::: Supplied entries :::
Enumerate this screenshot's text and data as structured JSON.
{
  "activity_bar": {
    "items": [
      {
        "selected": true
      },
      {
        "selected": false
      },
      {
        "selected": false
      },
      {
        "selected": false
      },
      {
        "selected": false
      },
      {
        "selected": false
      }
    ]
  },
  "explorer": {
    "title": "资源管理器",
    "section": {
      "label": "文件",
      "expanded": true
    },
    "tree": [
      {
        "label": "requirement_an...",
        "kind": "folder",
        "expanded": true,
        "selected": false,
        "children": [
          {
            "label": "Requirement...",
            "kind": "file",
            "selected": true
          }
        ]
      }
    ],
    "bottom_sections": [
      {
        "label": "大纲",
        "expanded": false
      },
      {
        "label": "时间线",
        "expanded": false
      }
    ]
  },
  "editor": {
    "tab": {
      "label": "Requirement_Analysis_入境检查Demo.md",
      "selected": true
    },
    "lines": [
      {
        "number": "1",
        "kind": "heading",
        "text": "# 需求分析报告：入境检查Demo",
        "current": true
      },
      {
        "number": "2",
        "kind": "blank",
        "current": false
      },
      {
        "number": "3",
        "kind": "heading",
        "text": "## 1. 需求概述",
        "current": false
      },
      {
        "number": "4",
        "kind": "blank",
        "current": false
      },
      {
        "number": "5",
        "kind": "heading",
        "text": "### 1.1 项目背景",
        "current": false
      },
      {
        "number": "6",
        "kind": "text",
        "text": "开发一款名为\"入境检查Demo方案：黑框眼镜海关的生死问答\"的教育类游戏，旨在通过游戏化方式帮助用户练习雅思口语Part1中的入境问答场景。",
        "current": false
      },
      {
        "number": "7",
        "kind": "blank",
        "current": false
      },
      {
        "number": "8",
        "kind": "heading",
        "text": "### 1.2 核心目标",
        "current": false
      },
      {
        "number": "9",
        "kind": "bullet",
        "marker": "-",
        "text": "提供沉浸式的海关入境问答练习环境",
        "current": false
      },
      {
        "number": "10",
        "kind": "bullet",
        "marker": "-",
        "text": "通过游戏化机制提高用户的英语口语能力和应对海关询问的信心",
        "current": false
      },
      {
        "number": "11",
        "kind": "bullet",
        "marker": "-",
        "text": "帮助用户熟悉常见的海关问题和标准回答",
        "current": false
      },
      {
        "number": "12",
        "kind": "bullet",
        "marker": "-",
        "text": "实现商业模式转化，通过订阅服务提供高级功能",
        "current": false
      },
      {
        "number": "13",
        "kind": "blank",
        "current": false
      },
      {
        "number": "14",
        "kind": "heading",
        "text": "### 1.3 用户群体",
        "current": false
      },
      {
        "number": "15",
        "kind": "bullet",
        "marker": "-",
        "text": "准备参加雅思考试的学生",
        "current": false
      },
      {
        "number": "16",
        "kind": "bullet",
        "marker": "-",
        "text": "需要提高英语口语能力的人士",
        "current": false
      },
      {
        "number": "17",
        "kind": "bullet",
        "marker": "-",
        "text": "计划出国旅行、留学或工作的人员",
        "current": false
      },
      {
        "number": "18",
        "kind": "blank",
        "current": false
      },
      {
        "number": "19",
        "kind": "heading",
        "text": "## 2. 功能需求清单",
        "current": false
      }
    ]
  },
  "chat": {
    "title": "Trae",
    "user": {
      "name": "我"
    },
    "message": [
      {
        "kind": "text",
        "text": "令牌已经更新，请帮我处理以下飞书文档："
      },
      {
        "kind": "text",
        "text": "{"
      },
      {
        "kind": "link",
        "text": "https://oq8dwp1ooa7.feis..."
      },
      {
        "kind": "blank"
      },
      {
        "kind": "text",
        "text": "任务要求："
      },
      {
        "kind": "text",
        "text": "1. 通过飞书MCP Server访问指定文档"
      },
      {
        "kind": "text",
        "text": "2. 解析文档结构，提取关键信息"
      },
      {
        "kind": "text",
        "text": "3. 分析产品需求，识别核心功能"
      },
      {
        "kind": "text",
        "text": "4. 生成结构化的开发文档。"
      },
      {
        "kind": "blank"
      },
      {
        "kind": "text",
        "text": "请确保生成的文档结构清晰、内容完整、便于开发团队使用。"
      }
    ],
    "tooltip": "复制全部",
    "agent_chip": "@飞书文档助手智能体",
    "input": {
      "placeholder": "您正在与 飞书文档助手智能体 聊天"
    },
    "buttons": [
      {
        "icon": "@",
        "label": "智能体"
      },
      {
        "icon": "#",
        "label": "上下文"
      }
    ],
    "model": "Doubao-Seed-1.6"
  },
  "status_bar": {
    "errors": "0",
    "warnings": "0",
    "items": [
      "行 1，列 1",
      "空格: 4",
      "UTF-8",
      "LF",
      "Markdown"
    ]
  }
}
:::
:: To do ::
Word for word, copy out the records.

:: Result of the task ::
Enumerate this screenshot's text and data as structured JSON.
{
  "activity_bar": {
    "items": [
      {
        "selected": true
      },
      {
        "selected": false
      },
      {
        "selected": false
      },
      {
        "selected": false
      },
      {
        "selected": false
      },
      {
        "selected": false
      }
    ]
  },
  "explorer": {
    "title": "资源管理器",
    "section": {
      "label": "文件",
      "expanded": true
    },
    "tree": [
      {
        "label": "requirement_an...",
        "kind": "folder",
        "expanded": true,
        "selected": false,
        "children": [
          {
            "label": "Requirement...",
            "kind": "file",
            "selected": true
          }
        ]
      }
    ],
    "bottom_sections": [
      {
        "label": "大纲",
        "expanded": false
      },
      {
        "label": "时间线",
        "expanded": false
      }
    ]
  },
  "editor": {
    "tab": {
      "label": "Requirement_Analysis_入境检查Demo.md",
      "selected": true
    },
    "lines": [
      {
        "number": "1",
        "kind": "heading",
        "text": "# 需求分析报告：入境检查Demo",
        "current": true
      },
      {
        "number": "2",
        "kind": "blank",
        "current": false
      },
      {
        "number": "3",
        "kind": "heading",
        "text": "## 1. 需求概述",
        "current": false
      },
      {
        "number": "4",
        "kind": "blank",
        "current": false
      },
      {
        "number": "5",
        "kind": "heading",
        "text": "### 1.1 项目背景",
        "current": false
      },
      {
        "number": "6",
        "kind": "text",
        "text": "开发一款名为\"入境检查Demo方案：黑框眼镜海关的生死问答\"的教育类游戏，旨在通过游戏化方式帮助用户练习雅思口语Part1中的入境问答场景。",
        "current": false
      },
      {
        "number": "7",
        "kind": "blank",
        "current": false
      },
      {
        "number": "8",
        "kind": "heading",
        "text": "### 1.2 核心目标",
        "current": false
      },
      {
        "number": "9",
        "kind": "bullet",
        "marker": "-",
        "text": "提供沉浸式的海关入境问答练习环境",
        "current": false
      },
      {
        "number": "10",
        "kind": "bullet",
        "marker": "-",
        "text": "通过游戏化机制提高用户的英语口语能力和应对海关询问的信心",
        "current": false
      },
      {
        "number": "11",
        "kind": "bullet",
        "marker": "-",
        "text": "帮助用户熟悉常见的海关问题和标准回答",
        "current": false
      },
      {
        "number": "12",
        "kind": "bullet",
        "marker": "-",
        "text": "实现商业模式转化，通过订阅服务提供高级功能",
        "current": false
      },
      {
        "number": "13",
        "kind": "blank",
        "current": false
      },
      {
        "number": "14",
        "kind": "heading",
        "text": "### 1.3 用户群体",
        "current": false
      },
      {
        "number": "15",
        "kind": "bullet",
        "marker": "-",
        "text": "准备参加雅思考试的学生",
        "current": false
      },
      {
        "number": "16",
        "kind": "bullet",
        "marker": "-",
        "text": "需要提高英语口语能力的人士",
        "current": false
      },
      {
        "number": "17",
        "kind": "bullet",
        "marker": "-",
        "text": "计划出国旅行、留学或工作的人员",
        "current": false
      },
      {
        "number": "18",
        "kind": "blank",
        "current": false
      },
      {
        "number": "19",
        "kind": "heading",
        "text": "## 2. 功能需求清单",
        "current": false
      }
    ]
  },
  "chat": {
    "title": "Trae",
    "user": {
      "name": "我"
    },
    "message": [
      {
        "kind": "text",
        "text": "令牌已经更新，请帮我处理以下飞书文档："
      },
      {
        "kind": "text",
        "text": "{"
      },
      {
        "kind": "link",
        "text": "https://oq8dwp1ooa7.feis..."
      },
      {
        "kind": "blank"
      },
      {
        "kind": "text",
        "text": "任务要求："
      },
      {
        "kind": "text",
        "text": "1. 通过飞书MCP Server访问指定文档"
      },
      {
        "kind": "text",
        "text": "2. 解析文档结构，提取关键信息"
      },
      {
        "kind": "text",
        "text": "3. 分析产品需求，识别核心功能"
      },
      {
        "kind": "text",
        "text": "4. 生成结构化的开发文档。"
      },
      {
        "kind": "blank"
      },
      {
        "kind": "text",
        "text": "请确保生成的文档结构清晰、内容完整、便于开发团队使用。"
      }
    ],
    "tooltip": "复制全部",
    "agent_chip": "@飞书文档助手智能体",
    "input": {
      "placeholder": "您正在与 飞书文档助手智能体 聊天"
    },
    "buttons": [
      {
        "icon": "@",
        "label": "智能体"
      },
      {
        "icon": "#",
        "label": "上下文"
      }
    ],
    "model": "Doubao-Seed-1.6"
  },
  "status_bar": {
    "errors": "0",
    "warnings": "0",
    "items": [
      "行 1，列 1",
      "空格: 4",
      "UTF-8",
      "LF",
      "Markdown"
    ]
  }
}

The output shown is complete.